Monday, May 21, 2012


Montmartre is the name of the highest hill in ParisFrance. It is also the name of one of the city’s most famous neighborhoods. Its summit is 420 feet (130 meters) above the rest of the city. The name means “Martyr’s Mountain.” It is called this because Denis, a bishop of Paris and Roman Catholic saint, was murdered on the hill in the year 250.

People first started building on the hill in the 1100s. Tradition says a church building at the top of the hill, once dedicated to St. Denis but now lost, is the place where the Society of Jesus (the Jesuits) got started. The Society of Jesus remains an important and famous order of Roman Catholic monks and priests. It was started by Ignatius of Loyola (Spain) and friends in 1534.

Today the Basilica of the Sacre Coeur (Sacred Heart of Jesus) dominates the summit of Montmartre. It is about 3 miles (5 km) north of the Cathedral of Notre Dame. Construction of Sacre Coeur started in 1875 and wasn’t completed until 1914. Its construction was meant to speak forever about the victory of Church and Emperor over the very different spirit of the Paris Commune of 1871.
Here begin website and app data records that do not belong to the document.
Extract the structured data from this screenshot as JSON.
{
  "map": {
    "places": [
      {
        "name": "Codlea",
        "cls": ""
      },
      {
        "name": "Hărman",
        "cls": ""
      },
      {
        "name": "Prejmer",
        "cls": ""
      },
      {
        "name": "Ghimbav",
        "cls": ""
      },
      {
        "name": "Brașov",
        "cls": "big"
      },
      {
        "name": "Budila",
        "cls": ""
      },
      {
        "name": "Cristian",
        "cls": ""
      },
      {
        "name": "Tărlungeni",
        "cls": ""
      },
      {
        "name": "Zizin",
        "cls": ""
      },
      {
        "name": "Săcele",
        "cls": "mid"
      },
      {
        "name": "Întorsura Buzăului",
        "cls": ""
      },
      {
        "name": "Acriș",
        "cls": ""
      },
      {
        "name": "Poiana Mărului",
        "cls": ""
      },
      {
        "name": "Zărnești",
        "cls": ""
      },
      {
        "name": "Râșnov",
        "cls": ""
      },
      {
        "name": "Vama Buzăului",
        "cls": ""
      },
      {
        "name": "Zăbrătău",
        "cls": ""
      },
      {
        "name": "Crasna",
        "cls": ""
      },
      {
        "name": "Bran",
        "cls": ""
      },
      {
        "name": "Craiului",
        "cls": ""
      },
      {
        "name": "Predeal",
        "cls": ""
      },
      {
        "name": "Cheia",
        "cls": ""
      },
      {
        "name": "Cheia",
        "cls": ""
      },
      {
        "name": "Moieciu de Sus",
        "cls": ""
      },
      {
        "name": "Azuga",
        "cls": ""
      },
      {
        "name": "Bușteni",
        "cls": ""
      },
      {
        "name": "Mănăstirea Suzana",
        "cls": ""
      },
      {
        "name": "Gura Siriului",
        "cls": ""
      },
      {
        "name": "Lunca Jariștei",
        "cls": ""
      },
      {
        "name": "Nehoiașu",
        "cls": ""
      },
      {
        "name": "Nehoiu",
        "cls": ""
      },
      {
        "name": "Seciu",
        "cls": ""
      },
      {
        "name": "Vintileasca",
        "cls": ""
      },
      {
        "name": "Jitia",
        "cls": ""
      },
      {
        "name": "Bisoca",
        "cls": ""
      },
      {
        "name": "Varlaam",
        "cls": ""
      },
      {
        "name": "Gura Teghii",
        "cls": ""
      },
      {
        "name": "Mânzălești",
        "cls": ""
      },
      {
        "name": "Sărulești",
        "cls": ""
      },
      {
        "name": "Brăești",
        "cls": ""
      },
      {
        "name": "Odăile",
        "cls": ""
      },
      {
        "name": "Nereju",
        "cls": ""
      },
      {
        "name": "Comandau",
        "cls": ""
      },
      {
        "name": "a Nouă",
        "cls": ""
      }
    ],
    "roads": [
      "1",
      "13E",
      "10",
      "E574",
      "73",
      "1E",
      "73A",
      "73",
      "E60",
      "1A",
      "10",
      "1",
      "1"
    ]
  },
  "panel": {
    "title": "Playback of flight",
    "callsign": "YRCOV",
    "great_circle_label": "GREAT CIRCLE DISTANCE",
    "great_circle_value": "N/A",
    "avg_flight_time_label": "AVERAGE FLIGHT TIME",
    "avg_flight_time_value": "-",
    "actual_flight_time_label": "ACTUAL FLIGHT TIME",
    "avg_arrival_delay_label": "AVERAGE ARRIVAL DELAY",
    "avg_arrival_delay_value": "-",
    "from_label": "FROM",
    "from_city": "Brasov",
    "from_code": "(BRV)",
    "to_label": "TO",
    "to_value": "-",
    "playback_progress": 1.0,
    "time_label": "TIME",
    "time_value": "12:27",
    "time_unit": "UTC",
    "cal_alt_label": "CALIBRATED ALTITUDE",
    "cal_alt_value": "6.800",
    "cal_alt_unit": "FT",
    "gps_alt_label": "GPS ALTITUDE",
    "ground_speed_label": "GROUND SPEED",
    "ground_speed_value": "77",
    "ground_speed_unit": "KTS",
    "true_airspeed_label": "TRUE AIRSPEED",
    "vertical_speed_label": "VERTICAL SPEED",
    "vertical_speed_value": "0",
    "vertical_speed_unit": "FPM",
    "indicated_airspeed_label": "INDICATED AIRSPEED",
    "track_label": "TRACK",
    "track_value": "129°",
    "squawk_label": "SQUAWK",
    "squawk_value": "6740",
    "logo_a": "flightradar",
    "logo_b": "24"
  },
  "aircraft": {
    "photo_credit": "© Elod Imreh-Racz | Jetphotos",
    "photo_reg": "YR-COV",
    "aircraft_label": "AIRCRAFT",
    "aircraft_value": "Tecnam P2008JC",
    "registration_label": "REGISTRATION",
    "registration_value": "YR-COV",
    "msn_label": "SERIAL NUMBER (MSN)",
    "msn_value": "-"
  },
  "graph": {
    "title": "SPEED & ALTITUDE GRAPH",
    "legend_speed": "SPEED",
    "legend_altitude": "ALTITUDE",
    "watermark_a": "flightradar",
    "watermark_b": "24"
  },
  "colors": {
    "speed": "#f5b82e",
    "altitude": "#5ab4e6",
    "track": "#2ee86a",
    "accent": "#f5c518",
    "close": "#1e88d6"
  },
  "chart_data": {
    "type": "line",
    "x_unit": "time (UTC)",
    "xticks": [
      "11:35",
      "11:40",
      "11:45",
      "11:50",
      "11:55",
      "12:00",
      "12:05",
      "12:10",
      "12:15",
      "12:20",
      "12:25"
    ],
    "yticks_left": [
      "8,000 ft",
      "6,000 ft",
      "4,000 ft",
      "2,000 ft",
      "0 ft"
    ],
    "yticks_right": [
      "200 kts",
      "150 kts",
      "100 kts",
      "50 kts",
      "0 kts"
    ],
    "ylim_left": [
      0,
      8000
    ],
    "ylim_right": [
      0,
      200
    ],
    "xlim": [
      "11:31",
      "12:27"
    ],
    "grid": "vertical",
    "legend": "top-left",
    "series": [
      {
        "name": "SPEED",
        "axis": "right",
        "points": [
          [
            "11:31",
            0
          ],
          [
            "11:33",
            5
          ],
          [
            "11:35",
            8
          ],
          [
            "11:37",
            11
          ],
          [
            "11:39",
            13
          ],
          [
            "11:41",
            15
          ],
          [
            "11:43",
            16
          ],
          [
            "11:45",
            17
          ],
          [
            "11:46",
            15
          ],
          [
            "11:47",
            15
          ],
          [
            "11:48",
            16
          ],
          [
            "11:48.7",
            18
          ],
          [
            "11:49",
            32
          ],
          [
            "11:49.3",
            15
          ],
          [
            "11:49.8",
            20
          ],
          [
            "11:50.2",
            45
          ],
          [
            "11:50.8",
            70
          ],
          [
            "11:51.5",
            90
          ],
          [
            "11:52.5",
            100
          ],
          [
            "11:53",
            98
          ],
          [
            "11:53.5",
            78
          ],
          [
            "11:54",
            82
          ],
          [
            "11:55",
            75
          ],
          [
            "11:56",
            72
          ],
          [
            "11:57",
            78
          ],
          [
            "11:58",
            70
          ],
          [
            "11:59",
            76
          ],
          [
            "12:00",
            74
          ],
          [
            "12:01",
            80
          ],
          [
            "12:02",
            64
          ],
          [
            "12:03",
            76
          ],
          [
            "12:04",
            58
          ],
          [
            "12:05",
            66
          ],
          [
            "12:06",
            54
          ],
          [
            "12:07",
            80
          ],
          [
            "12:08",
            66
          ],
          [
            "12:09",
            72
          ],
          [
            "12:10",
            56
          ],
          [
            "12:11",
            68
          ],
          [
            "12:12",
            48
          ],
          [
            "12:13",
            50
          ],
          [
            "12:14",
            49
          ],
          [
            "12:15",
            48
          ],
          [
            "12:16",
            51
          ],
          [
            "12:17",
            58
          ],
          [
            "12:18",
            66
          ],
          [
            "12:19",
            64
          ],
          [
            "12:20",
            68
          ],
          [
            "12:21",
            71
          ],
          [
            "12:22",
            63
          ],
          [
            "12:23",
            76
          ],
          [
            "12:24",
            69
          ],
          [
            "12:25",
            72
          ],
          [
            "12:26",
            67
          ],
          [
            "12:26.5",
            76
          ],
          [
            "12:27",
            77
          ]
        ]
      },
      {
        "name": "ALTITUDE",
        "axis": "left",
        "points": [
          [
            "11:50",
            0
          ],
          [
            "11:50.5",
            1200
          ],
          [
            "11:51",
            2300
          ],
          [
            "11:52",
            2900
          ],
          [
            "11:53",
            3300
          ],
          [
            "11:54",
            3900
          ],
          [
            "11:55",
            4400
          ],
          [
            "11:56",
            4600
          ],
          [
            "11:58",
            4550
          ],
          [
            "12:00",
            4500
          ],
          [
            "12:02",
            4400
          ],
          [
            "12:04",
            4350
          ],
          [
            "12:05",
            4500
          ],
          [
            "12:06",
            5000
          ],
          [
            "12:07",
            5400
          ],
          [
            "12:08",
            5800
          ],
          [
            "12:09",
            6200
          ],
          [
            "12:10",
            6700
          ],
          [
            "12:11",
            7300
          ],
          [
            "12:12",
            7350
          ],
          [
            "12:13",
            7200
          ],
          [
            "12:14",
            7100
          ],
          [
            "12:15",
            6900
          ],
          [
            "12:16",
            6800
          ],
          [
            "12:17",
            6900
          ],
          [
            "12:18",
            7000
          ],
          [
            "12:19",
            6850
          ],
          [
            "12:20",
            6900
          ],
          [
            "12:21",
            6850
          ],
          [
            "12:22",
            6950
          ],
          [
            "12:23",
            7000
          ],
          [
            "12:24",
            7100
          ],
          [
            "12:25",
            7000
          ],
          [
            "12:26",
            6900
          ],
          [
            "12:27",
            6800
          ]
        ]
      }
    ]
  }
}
Many people in Paris enjoyed what is called “La Belle Epoque” (“The Beautiful Time”) between 1889 and 1914. For these people, this was a time of peace, prosperity, and optimism. It was the time when Paris enjoyed its greatest years as the capital of a large empire. It also enjoyed being a center of fast change in technology. Technological changes included cars, telephones, electric lights, movies, and even the idea that diseases are caused by germs.

Paris during the Beautiful Time also enjoyed great artistic creativity. This creativity centered in Monmartre. So, just as Sacre Coeur was being built as a monument to no change, artists expressing great change were hard at work in a neighborhood that was still cheap, noisy, and crowded.

Poor unknown painters of Montmartre at this time, who later became very famous, included Edgar Degas, Vincent van Gogh, Claude Monet, Piet Mondrian, Henri Matisse, Camille Pissarro, Pablo Picasso, Pierre-Auguste Renoir, and Henri de Toulouse-Lautrec. Musicians who also later became famous included Jane Avril, Claude Debussy, and Eric Satie.

All of these painters and musicians enjoyed mutual support and inspiration by meeting at two cabarets of Montmartre. Like the artists they supported, these two restaurants started poor and unknown but ended up being famous to this day. The first was Le Chat Noir (Black Cat, opened 1881). The second was the Moulin Rouge (Red Mill, opened 1889).

Copyright © 2012 by Steven Farsaci. All rights reserved. Fair use encouraged.